2. Many people missed the first airing of the Goren-Eames finale because that episode had the misfortune of in most of the country airing directly opposite two major sporting events: An overrun of Yankees-Red Sox (biggest rivalrly in baseball) that was airing in New York on YES (Yankees Entertainment and Sports) in New England on NESN (New England Sports Network) and in the rest of the country on MLB Network AND the NCAA Women's Basketball Championship Game on ESPN. The NCAA Women's title game drew 3.5 million viewers on ESPN and got the same 18-49 numbers as the finale of Southland on TNT while Yankees-Red Sox probably got a combined 2-3 million viewers between YES and NESN (as that rivalry is a sacred cow to some) and another one million viewers elsewhere on MLB Network. Those two events between them probably took away a considerable number of viewers from the Goren-Eames finale, which the rating for "Delicate" now strongly suggests actually happened.

Wallyhorse said...

Also to add about this episode:

While it was known Serena had a child (it had previously been mentioned she was a single mom), however, this was the first mention of her having a daughther. Based on Serena's comments about her freshman year at college and the fact she said her daughter's room was "pristine" compared to Alona's (the victim's) room, I would say Serena is about 35 and has a 15-16 year old daughter whom she became pregnant with late in her freshman year and had midway through her sophomore year. Further, since it was mentioned in an interview Saffron Burrows did that Serena is also divorced, Serena likely married the child's father either while still pregnant with her or not too long after she gave birth, but that marriage in the end failed and they divorced.

As for the episode itself, it was well done. Agreed that dance instructor was creepy and was having an affair with Alona, which made him a suspect right away, as well as Alona's boyfriend. Paulette I realized midway through was the one who killed Alona, but I thought she also was going to kill Jessalyn before the episode ended the way it appeared to be going before the cops came and arrested both.
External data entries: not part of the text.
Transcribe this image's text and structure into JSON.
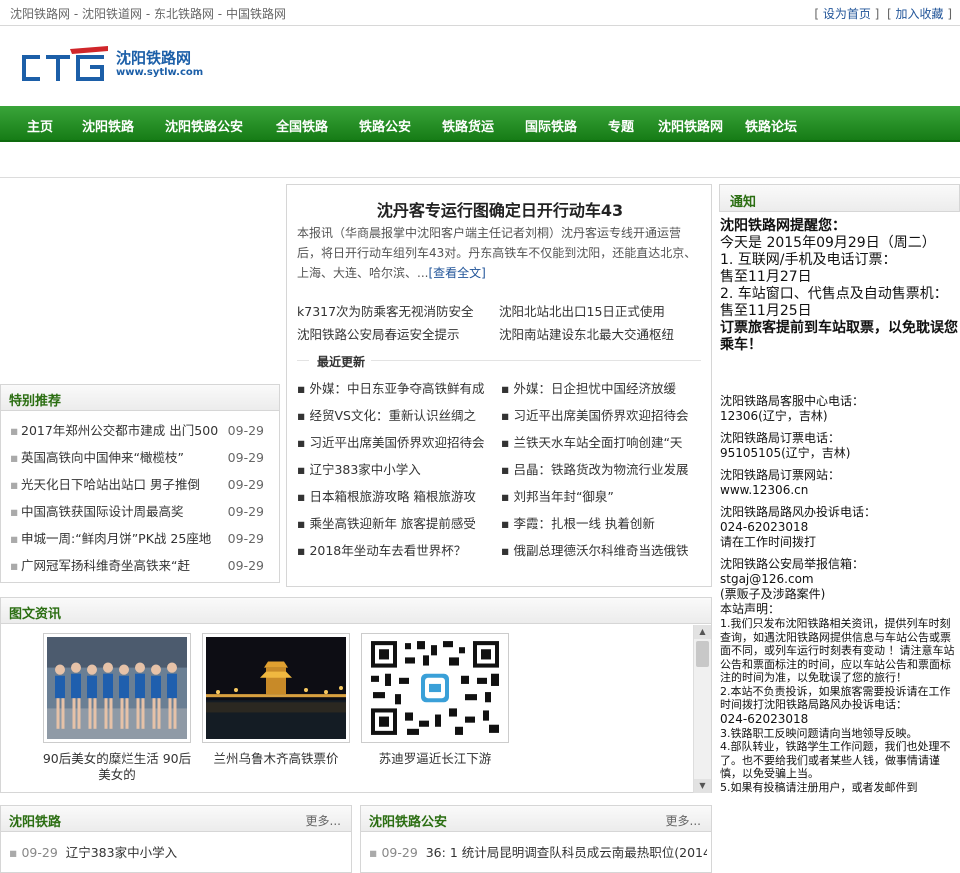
{
  "topbar": {
    "sites": [
      "沈阳铁路网",
      "沈阳铁道网",
      "东北铁路网",
      "中国铁路网"
    ],
    "separator": " - ",
    "set_home": "设为首页",
    "add_favorite": "加入收藏"
  },
  "logo": {
    "title": "沈阳铁路网",
    "url": "www.sytlw.com"
  },
  "nav": [
    "主页",
    "沈阳铁路",
    "沈阳铁路公安",
    "全国铁路",
    "铁路公安",
    "铁路货运",
    "国际铁路",
    "专题",
    "沈阳铁路网",
    "铁路论坛"
  ],
  "recommend": {
    "title": "特别推荐",
    "items": [
      {
        "text": "2017年郑州公交都市建成 出门500",
        "date": "09-29"
      },
      {
        "text": "英国高铁向中国伸来“橄榄枝”",
        "date": "09-29"
      },
      {
        "text": "光天化日下哈站出站口 男子推倒",
        "date": "09-29"
      },
      {
        "text": "中国高铁获国际设计周最高奖",
        "date": "09-29"
      },
      {
        "text": "申城一周:“鲜肉月饼”PK战 25座地",
        "date": "09-29"
      },
      {
        "text": "广网冠军扬科维奇坐高铁来“赶",
        "date": "09-29"
      }
    ]
  },
  "center": {
    "headline": "沈丹客专运行图确定日开行动车43",
    "summary": "本报讯（华商晨报掌中沈阳客户端主任记者刘桐）沈丹客运专线开通运营后，将日开行动车组列车43对。丹东高铁车不仅能到沈阳，还能直达北京、上海、大连、哈尔滨、...",
    "read_more": "[查看全文]",
    "headlines": [
      "k7317次为防乘客无视消防安全",
      "沈阳北站北出口15日正式使用",
      "沈阳铁路公安局春运安全提示",
      "沈阳南站建设东北最大交通枢纽"
    ],
    "latest_label": "最近更新",
    "latest": [
      "外媒：中日东亚争夺高铁鲜有成",
      "外媒：日企担忧中国经济放缓",
      "经贸VS文化：重新认识丝绸之",
      "习近平出席美国侨界欢迎招待会",
      "习近平出席美国侨界欢迎招待会",
      "兰铁天水车站全面打响创建“天",
      "辽宁383家中小学入",
      "吕晶：铁路货改为物流行业发展",
      "日本箱根旅游攻略 箱根旅游攻",
      "刘邦当年封“御泉”",
      "乘坐高铁迎新年 旅客提前感受",
      "李霞：扎根一线 执着创新",
      "2018年坐动车去看世界杯？",
      "俄副总理德沃尔科维奇当选俄铁"
    ]
  },
  "notice": {
    "title": "通知",
    "heading": "沈阳铁路网提醒您：",
    "today": "今天是 2015年09月29日（周二）",
    "lines": [
      "1. 互联网/手机及电话订票：",
      "售至11月27日",
      "2. 车站窗口、代售点及自动售票机：",
      "售至11月25日"
    ],
    "warning": "订票旅客提前到车站取票，以免耽误您乘车！",
    "contacts": [
      {
        "label": "沈阳铁路局客服中心电话：",
        "value": "12306(辽宁，吉林)"
      },
      {
        "label": "沈阳铁路局订票电话：",
        "value": "95105105(辽宁，吉林)"
      },
      {
        "label": "沈阳铁路局订票网站：",
        "value": "www.12306.cn"
      }
    ],
    "complaint_label": "沈阳铁路局路风办投诉电话：",
    "complaint_phone": "024-62023018",
    "complaint_note": "请在工作时间拨打",
    "police_label": "沈阳铁路公安局举报信箱：",
    "police_email": "stgaj@126.com",
    "police_note": "(票贩子及涉路案件)",
    "statement_label": "本站声明：",
    "statement_1": "1.我们只发布沈阳铁路相关资讯，提供列车时刻查询，如遇沈阳铁路网提供信息与车站公告或票面不同，或列车运行时刻表有变动 ！请注意车站公告和票面标注的时间，应以车站公告和票面标注的时间为准，以免耽误了您的旅行！",
    "statement_2": "2.本站不负责投诉，如果旅客需要投诉请在工作时间拨打沈阳铁路局路风办投诉电话：",
    "statement_2_phone": "024-62023018",
    "statement_3": "3.铁路职工反映问题请向当地领导反映。",
    "statement_4": "4.部队转业，铁路学生工作问题，我们也处理不了。也不要给我们或者某些人钱，做事情请谨慎，以免受骗上当。",
    "statement_5": "5.如果有投稿请注册用户，或者发邮件到"
  },
  "pics": {
    "title": "图文资讯",
    "items": [
      {
        "caption": "90后美女的糜烂生活 90后美女的"
      },
      {
        "caption": "兰州乌鲁木齐高铁票价"
      },
      {
        "caption": "苏迪罗逼近长江下游"
      }
    ]
  },
  "bottom": {
    "left": {
      "title": "沈阳铁路",
      "more": "更多...",
      "first": {
        "date": "09-29",
        "text": "辽宁383家中小学入"
      }
    },
    "right": {
      "title": "沈阳铁路公安",
      "more": "更多...",
      "first": {
        "date": "09-29",
        "text": "36: 1 统计局昆明调查队科员成云南最热职位(2014"
      }
    }
  },
  "colors": {
    "nav_green": "#1f8a1f",
    "head_green": "#2b6e12",
    "logo_blue": "#1c5fa8"
  }
}
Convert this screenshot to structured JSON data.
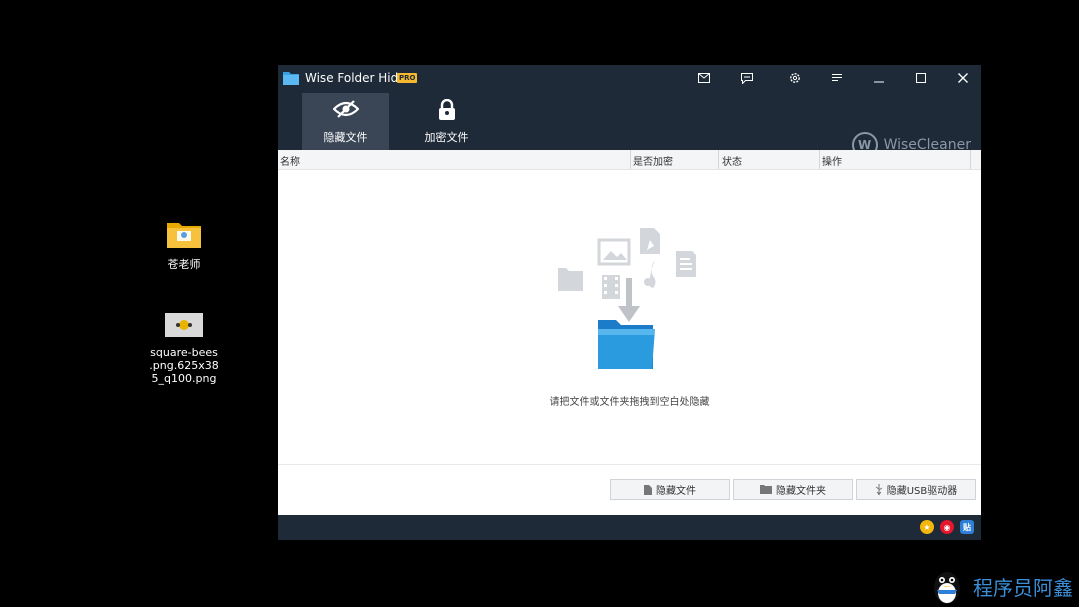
{
  "desktop": {
    "icons": [
      {
        "label": "苍老师"
      },
      {
        "label": "square-bees\n.png.625x38\n5_q100.png"
      }
    ]
  },
  "window": {
    "title": "Wise Folder Hider",
    "badge": "PRO",
    "toolbar": {
      "hide_files_label": "隐藏文件",
      "encrypt_files_label": "加密文件"
    },
    "brand": "WiseCleaner",
    "table": {
      "columns": [
        "名称",
        "是否加密",
        "状态",
        "操作"
      ]
    },
    "empty_hint": "请把文件或文件夹拖拽到空白处隐藏",
    "actions": {
      "hide_file": "隐藏文件",
      "hide_folder": "隐藏文件夹",
      "hide_usb": "隐藏USB驱动器"
    },
    "status_icons": [
      "star-icon",
      "weibo-icon",
      "tieba-icon"
    ],
    "status_tieba_text": "贴"
  },
  "watermark": {
    "text": "程序员阿鑫"
  },
  "colors": {
    "window_bg": "#1e2a38",
    "active_tab": "#3a4656",
    "folder_blue": "#2b9be0",
    "badge": "#f5b82e"
  }
}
PeterG said...

Episodes after D'Onofrio and Erbe has been bland. Wonder if they can reach those intense moments like at the end of Shrinkwrapped, or the final episode of season 3, Poison season 5 with Michael York, and the double In the Wee Small Hours? Those showdowns and when Goren cracks open the souls of the perpetrators are what made Criminal Intent worth watching for me. And I loved Cpt. Deakins: "Step into him!" :)

e jerry said...

Still, the antifreeze was total crap. Precisely because people were using ethylene glycol to kill people, the antifreeze manufacturers reformulated their products to include denatonium benzoate so that it would be impossible not to detect by people being poisoned.

Yet again, Law & Order makes a bunch of artists seem like a bunch of cutthroat bitches when we actually spend far too much time working to improve ourselves and our craft to have much opportunity to formulate murderous plots to take out our "rivals."

Melanie said...

Can any of you recall which Brahms piece Nichols claims Paulette is appropriating? It would be a big help!


chillicothe20 said...

I am watching this rerun now on USA. I noticed two things.

1) The main dancer girl (Jesslyn) was just in WHIPLASH last year (with L&O alum JK Simmons). I knew she was familiar.

2) The plot seemed lifted straight from Heavenly Creatures (except for the end). Just like in that movie, the two girls have an unhealthy close friendship and are sort of lost in their own world/goals. They are distant from/resentful of their parents. If anything, that parallel only made this episode better, as Heavenly Creatures is a terrific film.

SusannahS said...

This episode was totally Heavenly Creatures meets Black Swan.

Re: Heavenly Creatures - based on the true story of Paulette Parker (now known as author Elizabeth George)and Juliet Hulme.
Pauline - Paulette
Juliet - Jessalyn

SusannahS said...

Oops - Julie Hulme is Elizabeth George. Typo in previous comment~

cello said...

Juliet Hulme is author Anne Perry-not Elizabeth George

cello said...

Correction- Julia Hulme is author Anne Perry